» **REQUIRED ACTION**
How many lines in the records below contain the string "object"? Answer with the number alone.

Top of MATERIAL SUPPLIED

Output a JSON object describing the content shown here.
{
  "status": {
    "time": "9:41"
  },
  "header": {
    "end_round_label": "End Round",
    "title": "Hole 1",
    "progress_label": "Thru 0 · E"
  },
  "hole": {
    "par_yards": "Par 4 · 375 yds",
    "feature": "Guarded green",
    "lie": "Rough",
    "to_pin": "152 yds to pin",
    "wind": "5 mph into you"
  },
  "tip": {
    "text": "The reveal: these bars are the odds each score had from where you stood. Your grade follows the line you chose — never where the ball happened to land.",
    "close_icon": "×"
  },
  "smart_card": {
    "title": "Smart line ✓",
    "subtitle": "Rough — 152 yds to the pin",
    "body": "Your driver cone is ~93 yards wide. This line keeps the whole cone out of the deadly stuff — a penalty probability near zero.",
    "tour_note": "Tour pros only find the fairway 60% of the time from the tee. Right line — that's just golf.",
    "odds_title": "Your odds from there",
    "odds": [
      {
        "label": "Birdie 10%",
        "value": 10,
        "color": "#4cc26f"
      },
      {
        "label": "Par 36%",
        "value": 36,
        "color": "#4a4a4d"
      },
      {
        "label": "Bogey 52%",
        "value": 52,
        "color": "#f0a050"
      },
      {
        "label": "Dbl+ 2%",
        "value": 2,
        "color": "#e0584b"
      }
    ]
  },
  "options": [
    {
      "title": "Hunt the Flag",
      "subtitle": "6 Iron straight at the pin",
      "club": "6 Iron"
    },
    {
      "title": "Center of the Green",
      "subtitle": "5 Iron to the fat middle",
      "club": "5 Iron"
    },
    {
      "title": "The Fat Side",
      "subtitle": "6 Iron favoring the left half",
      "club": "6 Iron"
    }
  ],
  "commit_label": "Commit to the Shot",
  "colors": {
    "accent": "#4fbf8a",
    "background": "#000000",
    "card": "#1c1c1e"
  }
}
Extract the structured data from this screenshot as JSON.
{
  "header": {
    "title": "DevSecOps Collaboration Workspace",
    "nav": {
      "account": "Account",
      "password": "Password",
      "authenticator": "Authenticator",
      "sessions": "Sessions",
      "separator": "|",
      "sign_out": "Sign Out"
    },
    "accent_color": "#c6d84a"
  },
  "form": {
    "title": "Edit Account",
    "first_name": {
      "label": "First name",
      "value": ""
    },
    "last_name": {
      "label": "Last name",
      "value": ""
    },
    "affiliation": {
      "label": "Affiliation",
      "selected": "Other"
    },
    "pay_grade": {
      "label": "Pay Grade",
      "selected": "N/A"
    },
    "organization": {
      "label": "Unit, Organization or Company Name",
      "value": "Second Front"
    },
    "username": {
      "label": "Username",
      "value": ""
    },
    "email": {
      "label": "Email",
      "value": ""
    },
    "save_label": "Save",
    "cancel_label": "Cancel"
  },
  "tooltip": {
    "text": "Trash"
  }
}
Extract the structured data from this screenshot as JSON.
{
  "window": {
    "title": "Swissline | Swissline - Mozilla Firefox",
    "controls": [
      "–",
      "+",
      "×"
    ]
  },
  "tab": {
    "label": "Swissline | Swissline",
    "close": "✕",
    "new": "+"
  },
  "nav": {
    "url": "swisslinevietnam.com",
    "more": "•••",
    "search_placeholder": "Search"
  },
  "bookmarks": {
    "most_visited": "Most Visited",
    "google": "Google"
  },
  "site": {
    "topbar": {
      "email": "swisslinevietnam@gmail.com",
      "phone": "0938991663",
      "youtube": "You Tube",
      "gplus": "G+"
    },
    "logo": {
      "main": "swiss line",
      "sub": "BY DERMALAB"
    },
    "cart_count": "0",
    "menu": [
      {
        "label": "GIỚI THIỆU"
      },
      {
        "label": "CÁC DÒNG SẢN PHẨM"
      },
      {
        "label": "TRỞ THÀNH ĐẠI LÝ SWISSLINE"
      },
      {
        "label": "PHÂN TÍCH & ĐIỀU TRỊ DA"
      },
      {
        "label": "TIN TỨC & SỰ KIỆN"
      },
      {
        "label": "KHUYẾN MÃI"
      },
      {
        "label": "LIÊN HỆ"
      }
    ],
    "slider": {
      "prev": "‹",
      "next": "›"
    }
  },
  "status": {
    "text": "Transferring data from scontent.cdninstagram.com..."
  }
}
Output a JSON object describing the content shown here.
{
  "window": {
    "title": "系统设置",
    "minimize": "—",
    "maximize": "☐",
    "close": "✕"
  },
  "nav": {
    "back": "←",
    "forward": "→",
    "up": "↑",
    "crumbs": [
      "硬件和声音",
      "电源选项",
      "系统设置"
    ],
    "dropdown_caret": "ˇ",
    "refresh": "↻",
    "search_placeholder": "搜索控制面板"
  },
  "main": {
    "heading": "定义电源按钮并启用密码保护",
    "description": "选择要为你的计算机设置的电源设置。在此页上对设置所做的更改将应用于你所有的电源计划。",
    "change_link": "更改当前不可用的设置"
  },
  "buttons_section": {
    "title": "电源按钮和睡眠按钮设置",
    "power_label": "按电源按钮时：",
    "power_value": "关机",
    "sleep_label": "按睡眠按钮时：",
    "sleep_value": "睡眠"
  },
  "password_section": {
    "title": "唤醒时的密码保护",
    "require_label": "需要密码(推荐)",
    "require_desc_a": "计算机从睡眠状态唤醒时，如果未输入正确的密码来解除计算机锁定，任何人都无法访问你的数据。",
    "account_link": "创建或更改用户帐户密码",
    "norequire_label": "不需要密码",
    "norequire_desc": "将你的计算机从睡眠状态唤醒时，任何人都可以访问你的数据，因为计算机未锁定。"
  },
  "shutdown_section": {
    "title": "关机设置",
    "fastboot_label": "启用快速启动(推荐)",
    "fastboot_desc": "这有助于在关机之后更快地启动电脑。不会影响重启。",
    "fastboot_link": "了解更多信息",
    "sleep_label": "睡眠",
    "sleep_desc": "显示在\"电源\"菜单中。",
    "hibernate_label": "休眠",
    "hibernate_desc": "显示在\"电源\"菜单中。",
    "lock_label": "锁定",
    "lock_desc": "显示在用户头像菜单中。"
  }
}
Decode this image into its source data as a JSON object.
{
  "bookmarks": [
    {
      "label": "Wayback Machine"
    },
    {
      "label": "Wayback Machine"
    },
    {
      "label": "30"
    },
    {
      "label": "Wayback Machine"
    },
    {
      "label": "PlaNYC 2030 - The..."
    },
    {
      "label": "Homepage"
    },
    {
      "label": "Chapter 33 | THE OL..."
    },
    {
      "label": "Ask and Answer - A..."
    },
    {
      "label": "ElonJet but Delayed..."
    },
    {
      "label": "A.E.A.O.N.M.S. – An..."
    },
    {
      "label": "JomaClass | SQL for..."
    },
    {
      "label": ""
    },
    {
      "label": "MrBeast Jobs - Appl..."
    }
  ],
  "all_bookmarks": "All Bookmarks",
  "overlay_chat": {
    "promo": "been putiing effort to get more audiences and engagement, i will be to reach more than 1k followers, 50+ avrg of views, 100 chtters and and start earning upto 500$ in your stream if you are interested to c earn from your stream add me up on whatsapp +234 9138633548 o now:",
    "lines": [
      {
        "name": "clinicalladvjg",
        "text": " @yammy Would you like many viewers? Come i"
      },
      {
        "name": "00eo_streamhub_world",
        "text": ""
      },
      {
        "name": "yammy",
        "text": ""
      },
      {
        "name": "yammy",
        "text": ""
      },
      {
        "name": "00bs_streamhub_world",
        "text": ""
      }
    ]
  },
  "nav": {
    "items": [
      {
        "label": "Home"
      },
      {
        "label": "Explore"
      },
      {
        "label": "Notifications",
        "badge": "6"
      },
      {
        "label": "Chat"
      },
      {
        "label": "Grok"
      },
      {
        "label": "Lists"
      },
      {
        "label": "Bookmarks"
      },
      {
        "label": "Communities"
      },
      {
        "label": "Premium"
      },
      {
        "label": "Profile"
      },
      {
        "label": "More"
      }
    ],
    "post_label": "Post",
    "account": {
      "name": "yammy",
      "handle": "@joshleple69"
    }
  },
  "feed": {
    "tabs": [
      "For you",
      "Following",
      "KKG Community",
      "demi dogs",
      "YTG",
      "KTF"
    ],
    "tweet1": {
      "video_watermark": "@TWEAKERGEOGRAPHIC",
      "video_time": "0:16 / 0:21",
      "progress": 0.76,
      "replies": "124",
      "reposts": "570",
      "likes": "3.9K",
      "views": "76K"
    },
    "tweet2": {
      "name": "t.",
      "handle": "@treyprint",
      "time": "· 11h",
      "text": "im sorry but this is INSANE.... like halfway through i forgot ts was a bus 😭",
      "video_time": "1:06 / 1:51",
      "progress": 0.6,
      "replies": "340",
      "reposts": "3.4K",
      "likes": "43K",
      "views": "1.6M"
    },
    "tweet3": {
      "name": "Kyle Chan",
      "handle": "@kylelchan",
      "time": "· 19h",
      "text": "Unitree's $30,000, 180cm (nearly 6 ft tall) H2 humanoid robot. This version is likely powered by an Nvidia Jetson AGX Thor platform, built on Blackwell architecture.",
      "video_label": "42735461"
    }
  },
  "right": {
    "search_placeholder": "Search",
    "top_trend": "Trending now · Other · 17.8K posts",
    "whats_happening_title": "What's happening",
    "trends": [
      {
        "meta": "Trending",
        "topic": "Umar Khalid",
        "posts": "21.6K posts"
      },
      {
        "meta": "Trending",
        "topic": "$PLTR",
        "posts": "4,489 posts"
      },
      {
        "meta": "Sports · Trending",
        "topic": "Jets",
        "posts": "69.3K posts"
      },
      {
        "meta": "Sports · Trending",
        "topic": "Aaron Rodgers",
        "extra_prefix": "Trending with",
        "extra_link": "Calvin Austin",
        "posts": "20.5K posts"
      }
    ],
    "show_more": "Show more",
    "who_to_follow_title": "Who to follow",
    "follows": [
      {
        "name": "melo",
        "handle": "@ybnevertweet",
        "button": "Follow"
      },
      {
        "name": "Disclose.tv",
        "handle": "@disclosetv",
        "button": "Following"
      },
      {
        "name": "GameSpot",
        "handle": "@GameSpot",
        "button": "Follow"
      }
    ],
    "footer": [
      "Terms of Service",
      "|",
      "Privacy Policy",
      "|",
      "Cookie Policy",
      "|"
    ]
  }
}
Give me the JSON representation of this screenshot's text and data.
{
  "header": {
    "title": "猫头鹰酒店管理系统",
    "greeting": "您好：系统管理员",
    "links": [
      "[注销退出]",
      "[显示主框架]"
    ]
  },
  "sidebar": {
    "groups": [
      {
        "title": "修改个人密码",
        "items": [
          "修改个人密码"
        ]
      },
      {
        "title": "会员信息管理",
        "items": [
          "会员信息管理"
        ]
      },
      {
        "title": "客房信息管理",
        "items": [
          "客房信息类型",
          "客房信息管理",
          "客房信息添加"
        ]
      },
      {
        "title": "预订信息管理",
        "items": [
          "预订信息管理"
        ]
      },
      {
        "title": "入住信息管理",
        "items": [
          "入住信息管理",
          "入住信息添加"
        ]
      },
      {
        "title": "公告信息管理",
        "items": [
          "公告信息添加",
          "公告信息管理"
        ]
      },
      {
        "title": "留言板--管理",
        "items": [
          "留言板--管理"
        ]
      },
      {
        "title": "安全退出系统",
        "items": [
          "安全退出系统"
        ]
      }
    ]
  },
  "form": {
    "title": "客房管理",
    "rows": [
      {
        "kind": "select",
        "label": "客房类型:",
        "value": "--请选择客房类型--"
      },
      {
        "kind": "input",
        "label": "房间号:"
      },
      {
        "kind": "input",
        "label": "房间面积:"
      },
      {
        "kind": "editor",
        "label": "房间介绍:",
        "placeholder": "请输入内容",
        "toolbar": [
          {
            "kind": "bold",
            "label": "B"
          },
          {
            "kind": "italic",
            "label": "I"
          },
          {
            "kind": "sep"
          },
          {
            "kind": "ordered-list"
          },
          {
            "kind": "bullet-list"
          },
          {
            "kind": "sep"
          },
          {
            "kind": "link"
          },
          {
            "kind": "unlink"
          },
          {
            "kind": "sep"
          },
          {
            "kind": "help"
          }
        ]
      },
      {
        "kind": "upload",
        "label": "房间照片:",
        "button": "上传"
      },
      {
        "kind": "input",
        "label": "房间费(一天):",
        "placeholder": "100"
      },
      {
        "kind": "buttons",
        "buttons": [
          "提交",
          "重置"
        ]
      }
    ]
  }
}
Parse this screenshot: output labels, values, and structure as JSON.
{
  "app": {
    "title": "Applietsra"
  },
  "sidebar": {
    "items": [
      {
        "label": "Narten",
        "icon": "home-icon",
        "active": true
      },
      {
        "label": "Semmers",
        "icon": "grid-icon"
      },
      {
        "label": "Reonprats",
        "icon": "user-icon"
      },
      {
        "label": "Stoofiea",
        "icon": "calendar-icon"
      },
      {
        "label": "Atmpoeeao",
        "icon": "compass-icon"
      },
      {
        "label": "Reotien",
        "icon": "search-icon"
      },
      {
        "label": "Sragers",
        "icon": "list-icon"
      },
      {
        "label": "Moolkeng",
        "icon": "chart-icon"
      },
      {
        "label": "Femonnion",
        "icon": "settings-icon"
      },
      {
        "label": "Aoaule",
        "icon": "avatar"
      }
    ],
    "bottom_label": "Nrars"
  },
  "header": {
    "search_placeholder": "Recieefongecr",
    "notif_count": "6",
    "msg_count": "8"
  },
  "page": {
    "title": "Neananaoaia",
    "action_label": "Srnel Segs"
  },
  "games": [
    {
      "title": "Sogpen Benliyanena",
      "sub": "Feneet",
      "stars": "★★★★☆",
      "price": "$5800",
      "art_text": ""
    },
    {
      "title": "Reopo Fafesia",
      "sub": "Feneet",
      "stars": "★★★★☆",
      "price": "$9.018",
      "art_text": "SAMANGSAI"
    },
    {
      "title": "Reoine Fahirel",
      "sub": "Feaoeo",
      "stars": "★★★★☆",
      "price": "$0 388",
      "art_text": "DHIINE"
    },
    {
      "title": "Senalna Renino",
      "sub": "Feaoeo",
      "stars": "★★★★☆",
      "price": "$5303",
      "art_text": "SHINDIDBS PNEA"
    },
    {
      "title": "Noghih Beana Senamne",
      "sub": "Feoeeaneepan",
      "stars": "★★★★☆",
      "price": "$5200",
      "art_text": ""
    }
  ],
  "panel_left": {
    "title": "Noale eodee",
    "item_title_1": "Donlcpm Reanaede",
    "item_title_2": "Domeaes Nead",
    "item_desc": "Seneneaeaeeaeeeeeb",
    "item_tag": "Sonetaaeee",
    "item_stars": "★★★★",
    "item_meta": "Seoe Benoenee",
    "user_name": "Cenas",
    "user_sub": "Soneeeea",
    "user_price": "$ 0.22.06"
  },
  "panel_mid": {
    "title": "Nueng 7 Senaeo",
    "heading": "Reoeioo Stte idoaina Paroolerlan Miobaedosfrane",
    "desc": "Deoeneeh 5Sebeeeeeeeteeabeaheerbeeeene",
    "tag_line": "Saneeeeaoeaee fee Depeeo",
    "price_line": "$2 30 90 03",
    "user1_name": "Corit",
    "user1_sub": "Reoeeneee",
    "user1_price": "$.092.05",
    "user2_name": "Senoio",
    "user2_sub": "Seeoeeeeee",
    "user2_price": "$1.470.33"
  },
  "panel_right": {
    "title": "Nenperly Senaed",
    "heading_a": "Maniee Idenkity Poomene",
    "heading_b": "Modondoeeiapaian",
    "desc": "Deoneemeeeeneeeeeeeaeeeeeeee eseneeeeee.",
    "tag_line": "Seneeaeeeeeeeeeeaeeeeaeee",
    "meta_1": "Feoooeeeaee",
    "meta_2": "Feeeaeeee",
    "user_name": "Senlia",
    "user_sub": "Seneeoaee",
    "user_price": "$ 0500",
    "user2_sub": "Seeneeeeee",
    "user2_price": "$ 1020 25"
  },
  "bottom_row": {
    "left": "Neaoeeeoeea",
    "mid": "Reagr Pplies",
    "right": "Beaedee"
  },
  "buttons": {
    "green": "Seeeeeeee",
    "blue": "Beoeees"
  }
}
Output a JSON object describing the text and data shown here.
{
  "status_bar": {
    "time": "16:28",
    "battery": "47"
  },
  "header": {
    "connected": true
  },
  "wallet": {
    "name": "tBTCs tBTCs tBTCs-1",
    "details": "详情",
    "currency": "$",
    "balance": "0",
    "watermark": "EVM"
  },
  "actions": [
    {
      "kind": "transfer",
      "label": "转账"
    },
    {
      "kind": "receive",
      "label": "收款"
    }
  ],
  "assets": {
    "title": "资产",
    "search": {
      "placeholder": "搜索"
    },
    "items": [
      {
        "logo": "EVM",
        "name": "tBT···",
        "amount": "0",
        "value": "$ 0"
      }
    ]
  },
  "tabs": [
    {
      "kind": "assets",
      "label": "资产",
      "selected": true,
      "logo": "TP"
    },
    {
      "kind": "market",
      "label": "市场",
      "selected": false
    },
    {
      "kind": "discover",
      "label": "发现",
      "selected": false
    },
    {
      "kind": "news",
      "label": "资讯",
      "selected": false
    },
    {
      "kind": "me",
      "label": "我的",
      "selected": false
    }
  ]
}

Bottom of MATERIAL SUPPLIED

» **RESULT BELOW**
4